There were important accomplishments during the first two years of the Roosevelt administration — as there were in the first two years of the Obama administration. But by 1935, many Americans began thinking that the New Deal was not doing enough to restore balance in the economy by curbing the power of the rich, the big banks and corporations.
It was progressive agitation, union activities and popular movements (collectively identified as “Thunder on the Left”) in 1934 and 1935 — combined with FDR’s belated realization that Big Business wasn’t going to play ball with him — that ultimately led Roosevelt to shift to more progressive policies and proposals.
The American Liberty League, formed by business and conservative opponents of the New Deal, was established in 1934 “to combat radicalism, preserve property rights [and] uphold and preserve the Constitution.” These backers were the Koch brothers of that era, trying to convince Americans that the president was a socialist.
Always a savvy pragmatist, FDR finally realized it was impossible to compromise with those who refuse to compromise. He also saw that he needed to move left to catch up with his “followers,” who were demanding more vigorous action on behalf of the vast majority of Americans struggling in the Great Depression.
Roosevelt was “leading from behind.” He abandoned consensus and compromise, and instead cast his lot with the poor, unions and minorities, and against the corporate and financial interests — becoming the “Franklin D. Roosevelt” we know today.
FDR launched his 1936 reelection campaign by warning against a dictatorship by the over-privileged and declaring that private enterprise had become “too private. It became privileged enterprise, not free enterprise.”
“These economic royalists complain that we seek to overthrow the institutions of America,” he said, expressing sentiments that could resonate now. “What they really complain of is that we seek to take away their power.”
Running against economic royalists, Roosevelt won reelection in one of the largest landslides in U.S. history. The Democrats, moreover, won 77 percent of the House seats and increased their hold on the Senate to 79 percent.
As 2012 begins, such a resounding victory for Obama and the Democrats looks impossible. Whether it is depends on which past reelection campaign recipe Obama decides to follow.
Emulating Harry S. Truman’s 1948 run against the “Do Nothing” Republican Congress is a formula that is likely to succeed. But, by itself, it is unlikely to produce a major, realigning victory.
But if Obama instead picks up FDR’s 1936 cookbook, he could find that the ingredients are available for a Democratic landslide. The November poll shows that, by 76 percent to 12 percent, Americans oppose the economic policies championed by the Republicans and want the economic policies that progressives advocate: “We are the 76 percent who realize that we are part of the 99 percent.”
For their part, Republicans seem to be declaring something like: “We are the 12 percent that sides with the 1 percent.”
Republicans are falling all over one another in a mad — literally mad — rush to align themselves with the 12 percent who stand with the rich, banks and corporations. Yet two-thirds to three-quarters of Americans are disappointed that Obama hasn’t done enough to oppose those same interests.

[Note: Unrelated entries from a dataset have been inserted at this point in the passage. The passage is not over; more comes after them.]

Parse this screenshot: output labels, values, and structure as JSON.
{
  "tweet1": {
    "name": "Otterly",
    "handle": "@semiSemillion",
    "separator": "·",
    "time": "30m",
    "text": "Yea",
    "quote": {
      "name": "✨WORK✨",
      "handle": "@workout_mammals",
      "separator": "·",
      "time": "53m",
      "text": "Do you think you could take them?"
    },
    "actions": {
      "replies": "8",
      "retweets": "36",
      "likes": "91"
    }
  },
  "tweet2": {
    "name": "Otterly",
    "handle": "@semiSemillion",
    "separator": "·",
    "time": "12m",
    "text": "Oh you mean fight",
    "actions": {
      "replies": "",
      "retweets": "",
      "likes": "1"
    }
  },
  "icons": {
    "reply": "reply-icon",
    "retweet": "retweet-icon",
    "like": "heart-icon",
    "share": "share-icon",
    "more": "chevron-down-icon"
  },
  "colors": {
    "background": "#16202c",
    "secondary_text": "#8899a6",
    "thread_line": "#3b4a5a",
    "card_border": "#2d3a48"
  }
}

Can Obama catch up to his “followers” — as FDR did in 1936?
To assure that Obama reprises FDR’s successful 1936 strategy, progressives must pressure the president and his party to run a campaign pledging to implement policies in line with what an overwhelming majority of Americans say they want.

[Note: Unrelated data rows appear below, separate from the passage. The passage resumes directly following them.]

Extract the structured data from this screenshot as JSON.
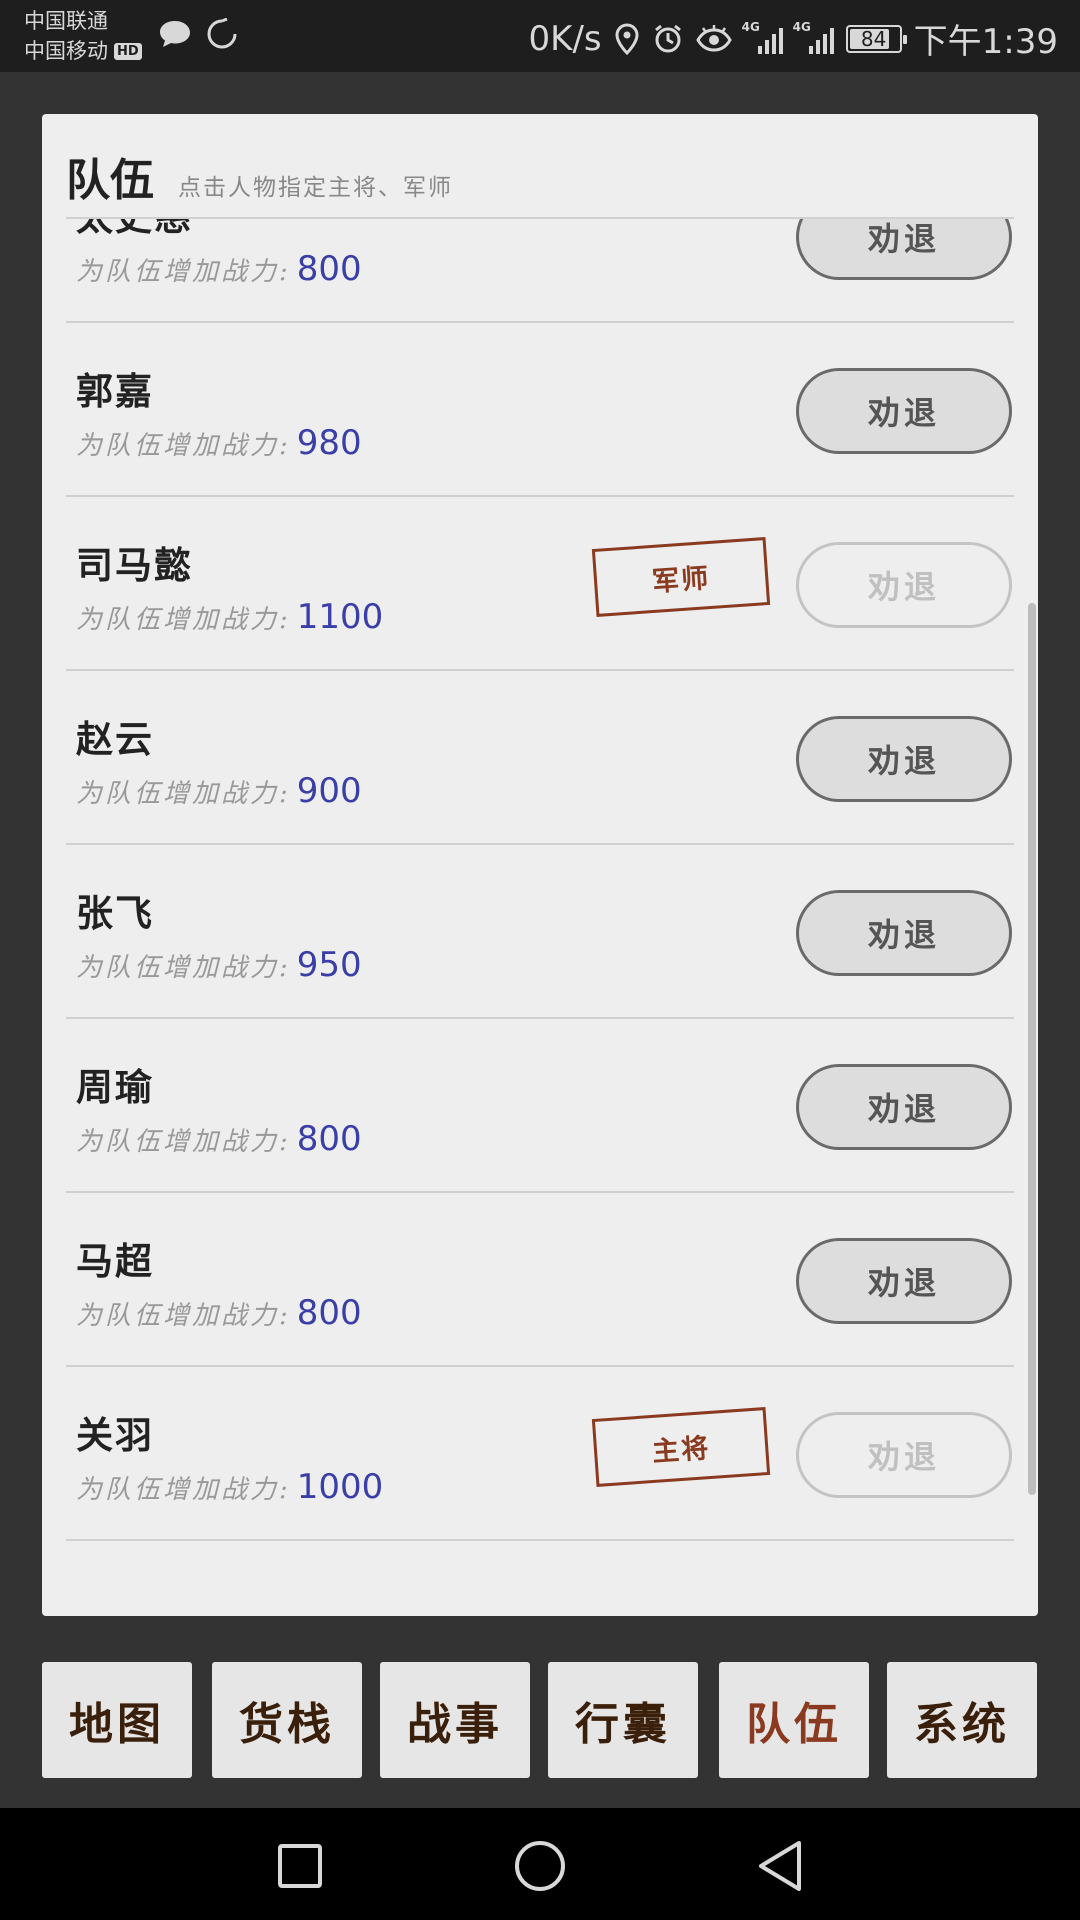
{
  "status_bar": {
    "carrier_1": "中国联通",
    "carrier_2": "中国移动",
    "hd_badge": "HD",
    "net_speed": "0K/s",
    "signal_1_tag": "4G",
    "signal_2_tag": "4G",
    "battery_level": "84",
    "time": "下午1:39"
  },
  "panel": {
    "title": "队伍",
    "subtitle": "点击人物指定主将、军师"
  },
  "stat_label": "为队伍增加战力:",
  "dismiss_label": "劝退",
  "members": [
    {
      "name": "太史慈",
      "power": "800",
      "role": "",
      "dismiss_enabled": true
    },
    {
      "name": "郭嘉",
      "power": "980",
      "role": "",
      "dismiss_enabled": true
    },
    {
      "name": "司马懿",
      "power": "1100",
      "role": "军师",
      "dismiss_enabled": false
    },
    {
      "name": "赵云",
      "power": "900",
      "role": "",
      "dismiss_enabled": true
    },
    {
      "name": "张飞",
      "power": "950",
      "role": "",
      "dismiss_enabled": true
    },
    {
      "name": "周瑜",
      "power": "800",
      "role": "",
      "dismiss_enabled": true
    },
    {
      "name": "马超",
      "power": "800",
      "role": "",
      "dismiss_enabled": true
    },
    {
      "name": "关羽",
      "power": "1000",
      "role": "主将",
      "dismiss_enabled": false
    }
  ],
  "tabs": [
    {
      "label": "地图",
      "active": false
    },
    {
      "label": "货栈",
      "active": false
    },
    {
      "label": "战事",
      "active": false
    },
    {
      "label": "行囊",
      "active": false
    },
    {
      "label": "队伍",
      "active": true
    },
    {
      "label": "系统",
      "active": false
    }
  ],
  "colors": {
    "accent": "#8a3a1e",
    "power_value": "#3a3fa8",
    "tab_text": "#3a1f0a"
  }
}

There is a famous story of a union leader who met with FDR to outline the arguments for a progressive program. “I agree with everything you said,” Roosevelt responded. “Now go out and make me do it.”
Conservatives used to say: “Let Reagan be Reagan.” The progressive slogan today should be: “MAKE Obama Be ‘Obama’” — the man we imagined him to be when we elected him.

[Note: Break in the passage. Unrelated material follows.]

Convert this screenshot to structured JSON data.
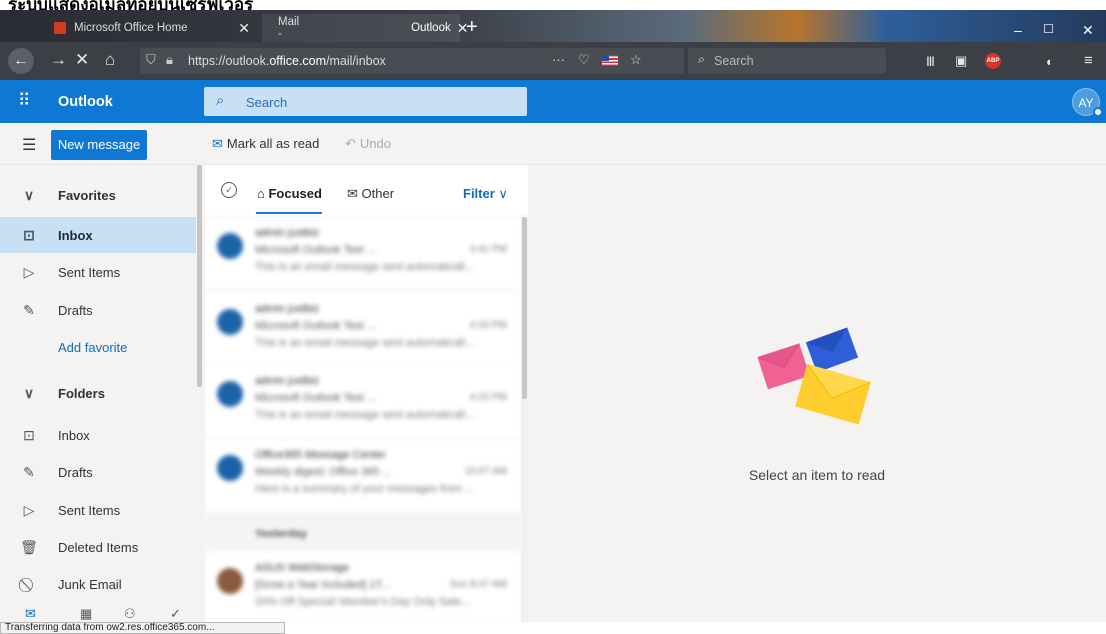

That’s what three-quarters of the American people want. If Obama and Democrats listen, they might win a historic victory this year.